Author: William Shakespeare
Editor: Roger Apfelbaum
Peer Reviewed

Romeo and Juliet (Quarto 2, 1599)


The most lamentable Tragedie
Thats by me wounded both, our remedies
Within thy helpe and holy phisicke lies:
1060I beare no hatred blessed man: for loe
My intercession likewise steads my foe.
Fri. Be plaine good sonne and homely in thy drift,
Ridling confession, findes but ridling shrift.
Ro. Then plainly know my harts deare loue is set
1065On the faire daughter of rich Capulet:
As mine on hers, so hers is set on mine,
And all combind, saue what thou must combine
By holy marriage, when and where, and how,
We met, we wooed, and made exchange of vow:
1070Ile tell thee as we passe, but this I pray,
That thou consent to marrie vs to day.
Fri. Holy S. Frauncis what a change is here?
Is Rosaline that thou didst loue so deare,
So soone forsaken? young mens loue then lies
1075Not truly in their hearts, but in their eies.
Iesu Maria, what a deale of brine
Hath washt thy sallow cheekes for Rosaline?
How much salt water throwne away in waste,
To season loue, that of it doth not taste.
1080The Sun not yet thy sighes, from heauen cleares
Thy old grones yet ringing in mine auncient eares:
Lo here vpon thy cheeke the staine doth sit,
Of an old teare that is not washt off yet.
If ere thou wast thy selfe, and these woes thine,
1085Thou and these woes were all for Rosaline.
And art thou chang'd, pronounce this sentence then,
Women may fall, when theres no strength in men.
Ro. Thou chidst me oft for louing Rosaline.
Fri. For doting, not for louing pupill mine.

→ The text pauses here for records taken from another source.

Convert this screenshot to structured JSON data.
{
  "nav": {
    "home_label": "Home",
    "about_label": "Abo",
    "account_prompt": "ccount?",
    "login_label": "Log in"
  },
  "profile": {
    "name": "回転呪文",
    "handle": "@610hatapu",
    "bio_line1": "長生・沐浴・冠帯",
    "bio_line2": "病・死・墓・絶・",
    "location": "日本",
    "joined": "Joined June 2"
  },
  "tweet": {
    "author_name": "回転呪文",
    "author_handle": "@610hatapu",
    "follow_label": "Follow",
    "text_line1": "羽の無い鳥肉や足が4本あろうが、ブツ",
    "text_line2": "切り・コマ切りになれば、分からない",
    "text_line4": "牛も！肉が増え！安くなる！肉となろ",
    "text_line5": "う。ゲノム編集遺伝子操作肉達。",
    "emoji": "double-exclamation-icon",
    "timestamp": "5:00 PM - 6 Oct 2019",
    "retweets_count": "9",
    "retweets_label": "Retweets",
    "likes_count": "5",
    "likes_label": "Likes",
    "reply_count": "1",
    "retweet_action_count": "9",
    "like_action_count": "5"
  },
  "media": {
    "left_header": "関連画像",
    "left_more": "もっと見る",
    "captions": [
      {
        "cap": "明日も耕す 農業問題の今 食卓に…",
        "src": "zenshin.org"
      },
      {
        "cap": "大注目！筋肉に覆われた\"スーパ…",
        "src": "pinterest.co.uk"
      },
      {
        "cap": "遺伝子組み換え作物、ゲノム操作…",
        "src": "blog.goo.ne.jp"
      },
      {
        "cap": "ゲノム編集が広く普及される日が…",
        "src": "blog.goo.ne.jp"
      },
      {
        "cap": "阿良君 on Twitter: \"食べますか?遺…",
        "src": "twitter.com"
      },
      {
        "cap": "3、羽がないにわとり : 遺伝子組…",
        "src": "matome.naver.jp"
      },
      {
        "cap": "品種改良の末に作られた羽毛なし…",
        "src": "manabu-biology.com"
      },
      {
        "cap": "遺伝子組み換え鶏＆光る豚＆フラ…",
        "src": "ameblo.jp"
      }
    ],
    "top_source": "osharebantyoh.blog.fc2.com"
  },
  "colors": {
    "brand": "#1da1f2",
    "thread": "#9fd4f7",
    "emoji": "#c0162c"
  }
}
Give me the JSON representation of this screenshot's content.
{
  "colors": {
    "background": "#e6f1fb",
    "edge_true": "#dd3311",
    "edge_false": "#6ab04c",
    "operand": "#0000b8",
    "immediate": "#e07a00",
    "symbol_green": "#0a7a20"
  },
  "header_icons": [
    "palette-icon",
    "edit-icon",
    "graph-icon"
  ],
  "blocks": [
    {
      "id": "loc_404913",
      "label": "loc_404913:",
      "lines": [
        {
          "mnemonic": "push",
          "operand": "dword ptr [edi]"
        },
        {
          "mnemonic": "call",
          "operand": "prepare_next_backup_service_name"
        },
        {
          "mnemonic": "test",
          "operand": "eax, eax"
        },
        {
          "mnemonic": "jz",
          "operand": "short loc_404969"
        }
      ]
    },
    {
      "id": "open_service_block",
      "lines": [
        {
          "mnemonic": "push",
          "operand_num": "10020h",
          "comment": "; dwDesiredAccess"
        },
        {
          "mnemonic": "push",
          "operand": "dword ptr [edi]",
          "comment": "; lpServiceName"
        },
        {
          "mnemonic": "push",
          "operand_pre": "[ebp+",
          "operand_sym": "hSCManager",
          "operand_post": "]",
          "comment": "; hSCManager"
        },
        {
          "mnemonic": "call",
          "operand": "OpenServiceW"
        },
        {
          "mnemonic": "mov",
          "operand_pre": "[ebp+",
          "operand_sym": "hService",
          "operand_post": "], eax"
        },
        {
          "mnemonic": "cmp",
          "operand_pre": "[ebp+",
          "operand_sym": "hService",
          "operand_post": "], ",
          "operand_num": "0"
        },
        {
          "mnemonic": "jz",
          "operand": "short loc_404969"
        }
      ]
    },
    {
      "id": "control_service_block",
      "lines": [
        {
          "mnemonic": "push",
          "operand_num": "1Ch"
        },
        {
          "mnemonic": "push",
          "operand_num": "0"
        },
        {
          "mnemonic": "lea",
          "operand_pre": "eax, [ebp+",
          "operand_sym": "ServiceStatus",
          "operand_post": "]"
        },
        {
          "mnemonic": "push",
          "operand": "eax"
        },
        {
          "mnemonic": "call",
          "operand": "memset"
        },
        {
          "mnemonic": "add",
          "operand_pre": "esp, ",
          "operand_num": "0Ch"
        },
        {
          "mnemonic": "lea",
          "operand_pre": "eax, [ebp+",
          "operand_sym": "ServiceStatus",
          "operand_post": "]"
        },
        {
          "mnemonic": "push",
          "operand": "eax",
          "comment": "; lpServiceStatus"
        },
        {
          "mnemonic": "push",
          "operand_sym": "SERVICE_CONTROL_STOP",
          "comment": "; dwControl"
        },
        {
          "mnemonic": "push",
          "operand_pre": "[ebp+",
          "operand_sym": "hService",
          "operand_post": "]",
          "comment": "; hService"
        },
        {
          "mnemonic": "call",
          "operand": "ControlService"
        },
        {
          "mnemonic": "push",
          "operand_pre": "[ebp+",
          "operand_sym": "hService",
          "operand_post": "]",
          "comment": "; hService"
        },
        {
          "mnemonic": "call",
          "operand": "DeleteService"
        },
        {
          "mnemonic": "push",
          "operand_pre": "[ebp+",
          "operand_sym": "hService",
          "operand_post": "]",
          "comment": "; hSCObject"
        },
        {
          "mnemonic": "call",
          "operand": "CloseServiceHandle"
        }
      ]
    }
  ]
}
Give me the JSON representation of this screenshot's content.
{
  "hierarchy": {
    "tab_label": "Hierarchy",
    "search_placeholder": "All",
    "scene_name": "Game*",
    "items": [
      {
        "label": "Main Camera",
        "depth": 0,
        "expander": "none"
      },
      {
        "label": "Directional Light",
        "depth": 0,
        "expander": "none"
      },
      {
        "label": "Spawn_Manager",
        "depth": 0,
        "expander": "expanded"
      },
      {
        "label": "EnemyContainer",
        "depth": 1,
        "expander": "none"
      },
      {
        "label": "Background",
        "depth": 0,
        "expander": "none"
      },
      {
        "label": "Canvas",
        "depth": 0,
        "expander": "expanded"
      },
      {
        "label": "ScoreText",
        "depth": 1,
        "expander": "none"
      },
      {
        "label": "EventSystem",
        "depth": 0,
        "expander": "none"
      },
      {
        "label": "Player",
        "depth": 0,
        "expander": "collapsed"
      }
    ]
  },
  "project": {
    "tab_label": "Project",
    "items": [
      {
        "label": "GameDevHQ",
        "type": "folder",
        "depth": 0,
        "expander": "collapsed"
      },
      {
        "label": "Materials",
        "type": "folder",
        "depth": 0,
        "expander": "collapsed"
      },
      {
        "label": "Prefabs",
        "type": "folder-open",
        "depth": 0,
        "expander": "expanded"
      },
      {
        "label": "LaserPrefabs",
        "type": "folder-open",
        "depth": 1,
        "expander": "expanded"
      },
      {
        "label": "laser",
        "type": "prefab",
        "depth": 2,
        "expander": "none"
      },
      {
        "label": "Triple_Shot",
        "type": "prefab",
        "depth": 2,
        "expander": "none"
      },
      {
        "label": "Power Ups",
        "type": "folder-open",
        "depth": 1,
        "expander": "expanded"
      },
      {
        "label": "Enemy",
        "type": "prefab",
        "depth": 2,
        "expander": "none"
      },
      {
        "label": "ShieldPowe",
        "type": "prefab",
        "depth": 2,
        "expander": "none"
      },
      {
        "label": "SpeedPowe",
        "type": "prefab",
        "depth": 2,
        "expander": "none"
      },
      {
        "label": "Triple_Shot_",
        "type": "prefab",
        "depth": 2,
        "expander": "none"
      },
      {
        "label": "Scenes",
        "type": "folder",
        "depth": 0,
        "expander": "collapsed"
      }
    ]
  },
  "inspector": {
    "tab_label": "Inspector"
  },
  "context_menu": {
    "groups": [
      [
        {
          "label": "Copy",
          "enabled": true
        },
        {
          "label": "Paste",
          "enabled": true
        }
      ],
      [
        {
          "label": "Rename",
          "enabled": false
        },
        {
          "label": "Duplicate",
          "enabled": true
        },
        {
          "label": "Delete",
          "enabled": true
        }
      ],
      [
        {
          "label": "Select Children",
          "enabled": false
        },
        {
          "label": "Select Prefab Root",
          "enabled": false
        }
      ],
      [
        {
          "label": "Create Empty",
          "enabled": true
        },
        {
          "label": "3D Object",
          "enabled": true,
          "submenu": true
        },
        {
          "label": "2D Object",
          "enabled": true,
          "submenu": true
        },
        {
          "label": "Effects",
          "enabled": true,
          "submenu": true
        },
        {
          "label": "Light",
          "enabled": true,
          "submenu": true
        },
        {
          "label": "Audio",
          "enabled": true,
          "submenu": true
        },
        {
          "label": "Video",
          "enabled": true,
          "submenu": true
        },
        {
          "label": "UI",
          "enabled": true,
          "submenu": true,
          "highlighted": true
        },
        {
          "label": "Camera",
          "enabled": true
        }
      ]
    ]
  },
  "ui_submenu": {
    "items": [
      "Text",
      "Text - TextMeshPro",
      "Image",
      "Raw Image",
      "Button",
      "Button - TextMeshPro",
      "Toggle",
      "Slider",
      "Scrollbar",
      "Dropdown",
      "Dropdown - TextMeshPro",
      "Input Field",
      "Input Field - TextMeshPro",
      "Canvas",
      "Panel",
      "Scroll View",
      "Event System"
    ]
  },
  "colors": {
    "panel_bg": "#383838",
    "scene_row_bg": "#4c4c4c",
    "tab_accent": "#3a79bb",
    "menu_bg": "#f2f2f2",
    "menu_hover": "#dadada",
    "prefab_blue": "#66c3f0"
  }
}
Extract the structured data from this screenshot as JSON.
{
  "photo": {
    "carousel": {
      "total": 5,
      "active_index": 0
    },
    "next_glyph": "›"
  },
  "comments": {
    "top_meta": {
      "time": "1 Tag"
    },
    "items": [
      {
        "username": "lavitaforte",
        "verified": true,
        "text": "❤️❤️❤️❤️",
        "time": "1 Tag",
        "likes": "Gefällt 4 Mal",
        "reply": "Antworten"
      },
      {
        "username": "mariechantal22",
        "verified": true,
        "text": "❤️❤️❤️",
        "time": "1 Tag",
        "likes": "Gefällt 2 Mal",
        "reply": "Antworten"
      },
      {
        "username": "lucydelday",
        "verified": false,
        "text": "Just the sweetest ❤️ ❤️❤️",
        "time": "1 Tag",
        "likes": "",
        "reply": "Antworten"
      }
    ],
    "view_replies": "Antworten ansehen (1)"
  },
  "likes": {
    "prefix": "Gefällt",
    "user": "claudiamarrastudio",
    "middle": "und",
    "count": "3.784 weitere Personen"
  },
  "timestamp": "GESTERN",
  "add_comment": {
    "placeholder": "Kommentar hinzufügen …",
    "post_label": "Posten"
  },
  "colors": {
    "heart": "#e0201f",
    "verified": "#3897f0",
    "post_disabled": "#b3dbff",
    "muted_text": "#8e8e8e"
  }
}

1090Ro. And badst me burie loue.
Fri. Not in a graue,
To lay one in an other out to haue.
Ro. I pray thee chide me not, her I loue now.
Doth